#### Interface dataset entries
-------------------------
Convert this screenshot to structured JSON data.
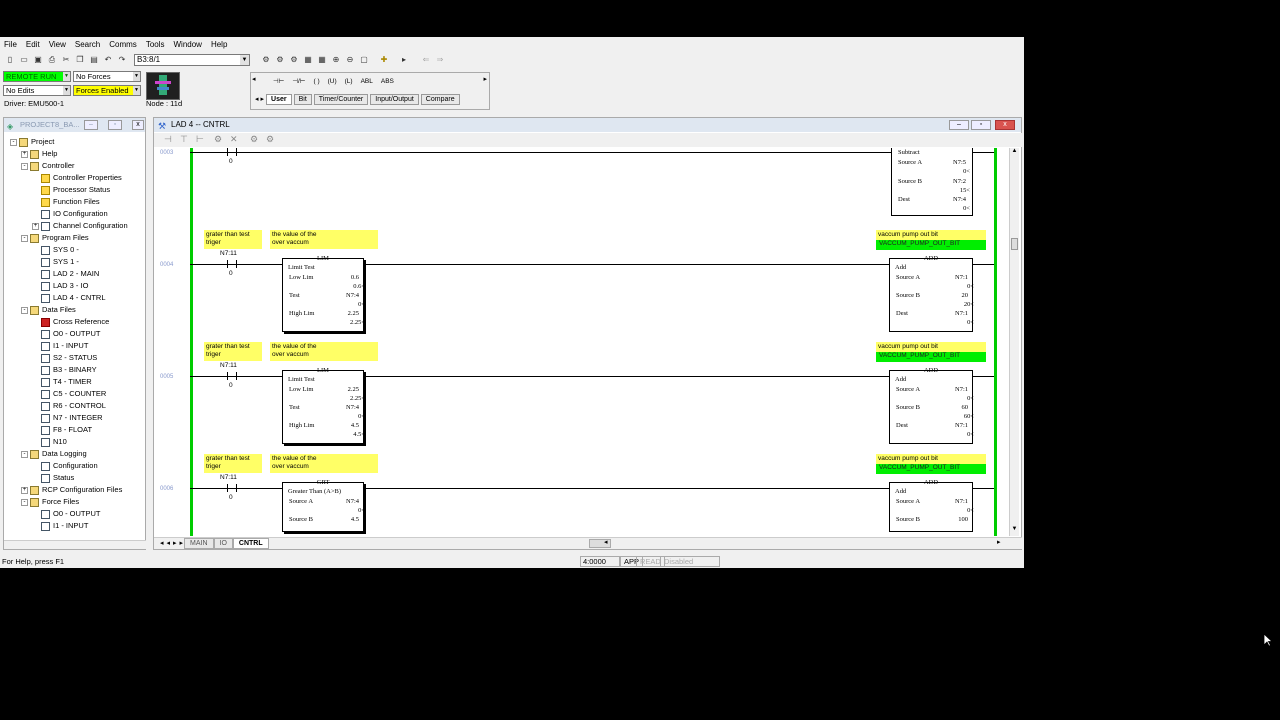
{
  "menu": [
    "File",
    "Edit",
    "View",
    "Search",
    "Comms",
    "Tools",
    "Window",
    "Help"
  ],
  "toolbar": {
    "address_combo": "B3:8/1"
  },
  "status_panel": {
    "mode": "REMOTE RUN",
    "forces": "No Forces",
    "edits": "No Edits",
    "forces_enabled": "Forces Enabled",
    "driver": "Driver: EMU500-1",
    "node": "Node : 11d"
  },
  "instruction_tabs": [
    "User",
    "Bit",
    "Timer/Counter",
    "Input/Output",
    "Compare"
  ],
  "instruction_row1": [
    "⊣⊢",
    "⊣/⊢",
    "( )",
    "(U)",
    "(L)",
    "ABL",
    "ABS"
  ],
  "project": {
    "title": "PROJECT8_BA...",
    "tree": [
      {
        "label": "Project",
        "lvl": 0,
        "icon": "folder",
        "exp": "-"
      },
      {
        "label": "Help",
        "lvl": 1,
        "icon": "folder",
        "exp": "+"
      },
      {
        "label": "Controller",
        "lvl": 1,
        "icon": "folder",
        "exp": "-"
      },
      {
        "label": "Controller Properties",
        "lvl": 2,
        "icon": "tool"
      },
      {
        "label": "Processor Status",
        "lvl": 2,
        "icon": "tool"
      },
      {
        "label": "Function Files",
        "lvl": 2,
        "icon": "tool"
      },
      {
        "label": "IO Configuration",
        "lvl": 2,
        "icon": "doc"
      },
      {
        "label": "Channel Configuration",
        "lvl": 2,
        "icon": "doc",
        "exp": "+"
      },
      {
        "label": "Program Files",
        "lvl": 1,
        "icon": "folder",
        "exp": "-"
      },
      {
        "label": "SYS 0 -",
        "lvl": 2,
        "icon": "doc"
      },
      {
        "label": "SYS 1 -",
        "lvl": 2,
        "icon": "doc"
      },
      {
        "label": "LAD 2 - MAIN",
        "lvl": 2,
        "icon": "doc"
      },
      {
        "label": "LAD 3 - IO",
        "lvl": 2,
        "icon": "doc"
      },
      {
        "label": "LAD 4 - CNTRL",
        "lvl": 2,
        "icon": "doc"
      },
      {
        "label": "Data Files",
        "lvl": 1,
        "icon": "folder",
        "exp": "-"
      },
      {
        "label": "Cross Reference",
        "lvl": 2,
        "icon": "red"
      },
      {
        "label": "O0 - OUTPUT",
        "lvl": 2,
        "icon": "doc"
      },
      {
        "label": "I1 - INPUT",
        "lvl": 2,
        "icon": "doc"
      },
      {
        "label": "S2 - STATUS",
        "lvl": 2,
        "icon": "doc"
      },
      {
        "label": "B3 - BINARY",
        "lvl": 2,
        "icon": "doc"
      },
      {
        "label": "T4 - TIMER",
        "lvl": 2,
        "icon": "doc"
      },
      {
        "label": "C5 - COUNTER",
        "lvl": 2,
        "icon": "doc"
      },
      {
        "label": "R6 - CONTROL",
        "lvl": 2,
        "icon": "doc"
      },
      {
        "label": "N7 - INTEGER",
        "lvl": 2,
        "icon": "doc"
      },
      {
        "label": "F8 - FLOAT",
        "lvl": 2,
        "icon": "doc"
      },
      {
        "label": "N10",
        "lvl": 2,
        "icon": "doc"
      },
      {
        "label": "Data Logging",
        "lvl": 1,
        "icon": "folder",
        "exp": "-"
      },
      {
        "label": "Configuration",
        "lvl": 2,
        "icon": "doc"
      },
      {
        "label": "Status",
        "lvl": 2,
        "icon": "doc"
      },
      {
        "label": "RCP Configuration Files",
        "lvl": 1,
        "icon": "folder",
        "exp": "+"
      },
      {
        "label": "Force Files",
        "lvl": 1,
        "icon": "folder",
        "exp": "-"
      },
      {
        "label": "O0 - OUTPUT",
        "lvl": 2,
        "icon": "doc"
      },
      {
        "label": "I1 - INPUT",
        "lvl": 2,
        "icon": "doc"
      }
    ]
  },
  "ladder": {
    "title": "LAD 4 -- CNTRL",
    "tabs": [
      "MAIN",
      "IO",
      "CNTRL"
    ],
    "top_subtract": {
      "title": "Subtract",
      "src_a": "N7:5",
      "src_a_val": "0<",
      "src_b": "N7:2",
      "src_b_val": "15<",
      "dest": "N7:4",
      "dest_val": "0<"
    },
    "rungs": [
      {
        "num": "0004",
        "cmt_contact": "grater than test\ntriger",
        "cmt_block": "the value of the\nover vaccum",
        "contact_addr": "N7:11",
        "contact_val": "0",
        "block": {
          "type": "LIM",
          "title": "Limit Test",
          "rows": [
            [
              "Low Lim",
              "0.6",
              "0.6<"
            ],
            [
              "Test",
              "N7:4",
              "0<"
            ],
            [
              "High Lim",
              "2.25",
              "2.25<"
            ]
          ]
        },
        "out_cmt": "vaccum pump  out bit",
        "out_tag": "VACCUM_PUMP_OUT_BIT",
        "out": {
          "type": "ADD",
          "title": "Add",
          "rows": [
            [
              "Source A",
              "N7:1",
              "0<"
            ],
            [
              "Source B",
              "20",
              "20<"
            ],
            [
              "Dest",
              "N7:1",
              "0<"
            ]
          ]
        }
      },
      {
        "num": "0005",
        "cmt_contact": "grater than test\ntriger",
        "cmt_block": "the value of the\nover vaccum",
        "contact_addr": "N7:11",
        "contact_val": "0",
        "block": {
          "type": "LIM",
          "title": "Limit Test",
          "rows": [
            [
              "Low Lim",
              "2.25",
              "2.25<"
            ],
            [
              "Test",
              "N7:4",
              "0<"
            ],
            [
              "High Lim",
              "4.5",
              "4.5<"
            ]
          ]
        },
        "out_cmt": "vaccum pump  out bit",
        "out_tag": "VACCUM_PUMP_OUT_BIT",
        "out": {
          "type": "ADD",
          "title": "Add",
          "rows": [
            [
              "Source A",
              "N7:1",
              "0<"
            ],
            [
              "Source B",
              "60",
              "60<"
            ],
            [
              "Dest",
              "N7:1",
              "0<"
            ]
          ]
        }
      },
      {
        "num": "0006",
        "cmt_contact": "grater than test\ntriger",
        "cmt_block": "the value of the\nover vaccum",
        "contact_addr": "N7:11",
        "contact_val": "0",
        "block": {
          "type": "GRT",
          "title": "Greater Than (A>B)",
          "rows": [
            [
              "Source A",
              "N7:4",
              "0<"
            ],
            [
              "Source B",
              "4.5",
              ""
            ]
          ]
        },
        "out_cmt": "vaccum pump  out bit",
        "out_tag": "VACCUM_PUMP_OUT_BIT",
        "out": {
          "type": "ADD",
          "title": "Add",
          "rows": [
            [
              "Source A",
              "N7:1",
              "0<"
            ],
            [
              "Source B",
              "100",
              ""
            ]
          ]
        }
      }
    ],
    "rung3_num": "0003",
    "rung3_val": "0"
  },
  "statusbar": {
    "help": "For Help, press F1",
    "addr": "4:0000",
    "app": "APP",
    "read": "READ",
    "disabled": "Disabled"
  },
  "colors": {
    "rail": "#00cc00",
    "comment": "#ffff66",
    "tag": "#00ee00",
    "remote_run": "#00ff00",
    "forces_enabled": "#ffff00"
  }
}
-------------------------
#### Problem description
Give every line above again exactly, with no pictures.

#### Task response
Convert this screenshot to structured JSON data.
{
  "menu": [
    "File",
    "Edit",
    "View",
    "Search",
    "Comms",
    "Tools",
    "Window",
    "Help"
  ],
  "toolbar": {
    "address_combo": "B3:8/1"
  },
  "status_panel": {
    "mode": "REMOTE RUN",
    "forces": "No Forces",
    "edits": "No Edits",
    "forces_enabled": "Forces Enabled",
    "driver": "Driver: EMU500-1",
    "node": "Node : 11d"
  },
  "instruction_tabs": [
    "User",
    "Bit",
    "Timer/Counter",
    "Input/Output",
    "Compare"
  ],
  "instruction_row1": [
    "⊣⊢",
    "⊣/⊢",
    "( )",
    "(U)",
    "(L)",
    "ABL",
    "ABS"
  ],
  "project": {
    "title": "PROJECT8_BA...",
    "tree": [
      {
        "label": "Project",
        "lvl": 0,
        "icon": "folder",
        "exp": "-"
      },
      {
        "label": "Help",
        "lvl": 1,
        "icon": "folder",
        "exp": "+"
      },
      {
        "label": "Controller",
        "lvl": 1,
        "icon": "folder",
        "exp": "-"
      },
      {
        "label": "Controller Properties",
        "lvl": 2,
        "icon": "tool"
      },
      {
        "label": "Processor Status",
        "lvl": 2,
        "icon": "tool"
      },
      {
        "label": "Function Files",
        "lvl": 2,
        "icon": "tool"
      },
      {
        "label": "IO Configuration",
        "lvl": 2,
        "icon": "doc"
      },
      {
        "label": "Channel Configuration",
        "lvl": 2,
        "icon": "doc",
        "exp": "+"
      },
      {
        "label": "Program Files",
        "lvl": 1,
        "icon": "folder",
        "exp": "-"
      },
      {
        "label": "SYS 0 -",
        "lvl": 2,
        "icon": "doc"
      },
      {
        "label": "SYS 1 -",
        "lvl": 2,
        "icon": "doc"
      },
      {
        "label": "LAD 2 - MAIN",
        "lvl": 2,
        "icon": "doc"
      },
      {
        "label": "LAD 3 - IO",
        "lvl": 2,
        "icon": "doc"
      },
      {
        "label": "LAD 4 - CNTRL",
        "lvl": 2,
        "icon": "doc"
      },
      {
        "label": "Data Files",
        "lvl": 1,
        "icon": "folder",
        "exp": "-"
      },
      {
        "label": "Cross Reference",
        "lvl": 2,
        "icon": "red"
      },
      {
        "label": "O0 - OUTPUT",
        "lvl": 2,
        "icon": "doc"
      },
      {
        "label": "I1 - INPUT",
        "lvl": 2,
        "icon": "doc"
      },
      {
        "label": "S2 - STATUS",
        "lvl": 2,
        "icon": "doc"
      },
      {
        "label": "B3 - BINARY",
        "lvl": 2,
        "icon": "doc"
      },
      {
        "label": "T4 - TIMER",
        "lvl": 2,
        "icon": "doc"
      },
      {
        "label": "C5 - COUNTER",
        "lvl": 2,
        "icon": "doc"
      },
      {
        "label": "R6 - CONTROL",
        "lvl": 2,
        "icon": "doc"
      },
      {
        "label": "N7 - INTEGER",
        "lvl": 2,
        "icon": "doc"
      },
      {
        "label": "F8 - FLOAT",
        "lvl": 2,
        "icon": "doc"
      },
      {
        "label": "N10",
        "lvl": 2,
        "icon": "doc"
      },
      {
        "label": "Data Logging",
        "lvl": 1,
        "icon": "folder",
        "exp": "-"
      },
      {
        "label": "Configuration",
        "lvl": 2,
        "icon": "doc"
      },
      {
        "label": "Status",
        "lvl": 2,
        "icon": "doc"
      },
      {
        "label": "RCP Configuration Files",
        "lvl": 1,
        "icon": "folder",
        "exp": "+"
      },
      {
        "label": "Force Files",
        "lvl": 1,
        "icon": "folder",
        "exp": "-"
      },
      {
        "label": "O0 - OUTPUT",
        "lvl": 2,
        "icon": "doc"
      },
      {
        "label": "I1 - INPUT",
        "lvl": 2,
        "icon": "doc"
      }
    ]
  },
  "ladder": {
    "title": "LAD 4 -- CNTRL",
    "tabs": [
      "MAIN",
      "IO",
      "CNTRL"
    ],
    "top_subtract": {
      "title": "Subtract",
      "src_a": "N7:5",
      "src_a_val": "0<",
      "src_b": "N7:2",
      "src_b_val": "15<",
      "dest": "N7:4",
      "dest_val": "0<"
    },
    "rungs": [
      {
        "num": "0004",
        "cmt_contact": "grater than test\ntriger",
        "cmt_block": "the value of the\nover vaccum",
        "contact_addr": "N7:11",
        "contact_val": "0",
        "block": {
          "type": "LIM",
          "title": "Limit Test",
          "rows": [
            [
              "Low Lim",
              "0.6",
              "0.6<"
            ],
            [
              "Test",
              "N7:4",
              "0<"
            ],
            [
              "High Lim",
              "2.25",
              "2.25<"
            ]
          ]
        },
        "out_cmt": "vaccum pump  out bit",
        "out_tag": "VACCUM_PUMP_OUT_BIT",
        "out": {
          "type": "ADD",
          "title": "Add",
          "rows": [
            [
              "Source A",
              "N7:1",
              "0<"
            ],
            [
              "Source B",
              "20",
              "20<"
            ],
            [
              "Dest",
              "N7:1",
              "0<"
            ]
          ]
        }
      },
      {
        "num": "0005",
        "cmt_contact": "grater than test\ntriger",
        "cmt_block": "the value of the\nover vaccum",
        "contact_addr": "N7:11",
        "contact_val": "0",
        "block": {
          "type": "LIM",
          "title": "Limit Test",
          "rows": [
            [
              "Low Lim",
              "2.25",
              "2.25<"
            ],
            [
              "Test",
              "N7:4",
              "0<"
            ],
            [
              "High Lim",
              "4.5",
              "4.5<"
            ]
          ]
        },
        "out_cmt": "vaccum pump  out bit",
        "out_tag": "VACCUM_PUMP_OUT_BIT",
        "out": {
          "type": "ADD",
          "title": "Add",
          "rows": [
            [
              "Source A",
              "N7:1",
              "0<"
            ],
            [
              "Source B",
              "60",
              "60<"
            ],
            [
              "Dest",
              "N7:1",
              "0<"
            ]
          ]
        }
      },
      {
        "num": "0006",
        "cmt_contact": "grater than test\ntriger",
        "cmt_block": "the value of the\nover vaccum",
        "contact_addr": "N7:11",
        "contact_val": "0",
        "block": {
          "type": "GRT",
          "title": "Greater Than (A>B)",
          "rows": [
            [
              "Source A",
              "N7:4",
              "0<"
            ],
            [
              "Source B",
              "4.5",
              ""
            ]
          ]
        },
        "out_cmt": "vaccum pump  out bit",
        "out_tag": "VACCUM_PUMP_OUT_BIT",
        "out": {
          "type": "ADD",
          "title": "Add",
          "rows": [
            [
              "Source A",
              "N7:1",
              "0<"
            ],
            [
              "Source B",
              "100",
              ""
            ]
          ]
        }
      }
    ],
    "rung3_num": "0003",
    "rung3_val": "0"
  },
  "statusbar": {
    "help": "For Help, press F1",
    "addr": "4:0000",
    "app": "APP",
    "read": "READ",
    "disabled": "Disabled"
  },
  "colors": {
    "rail": "#00cc00",
    "comment": "#ffff66",
    "tag": "#00ee00",
    "remote_run": "#00ff00",
    "forces_enabled": "#ffff00"
  }
}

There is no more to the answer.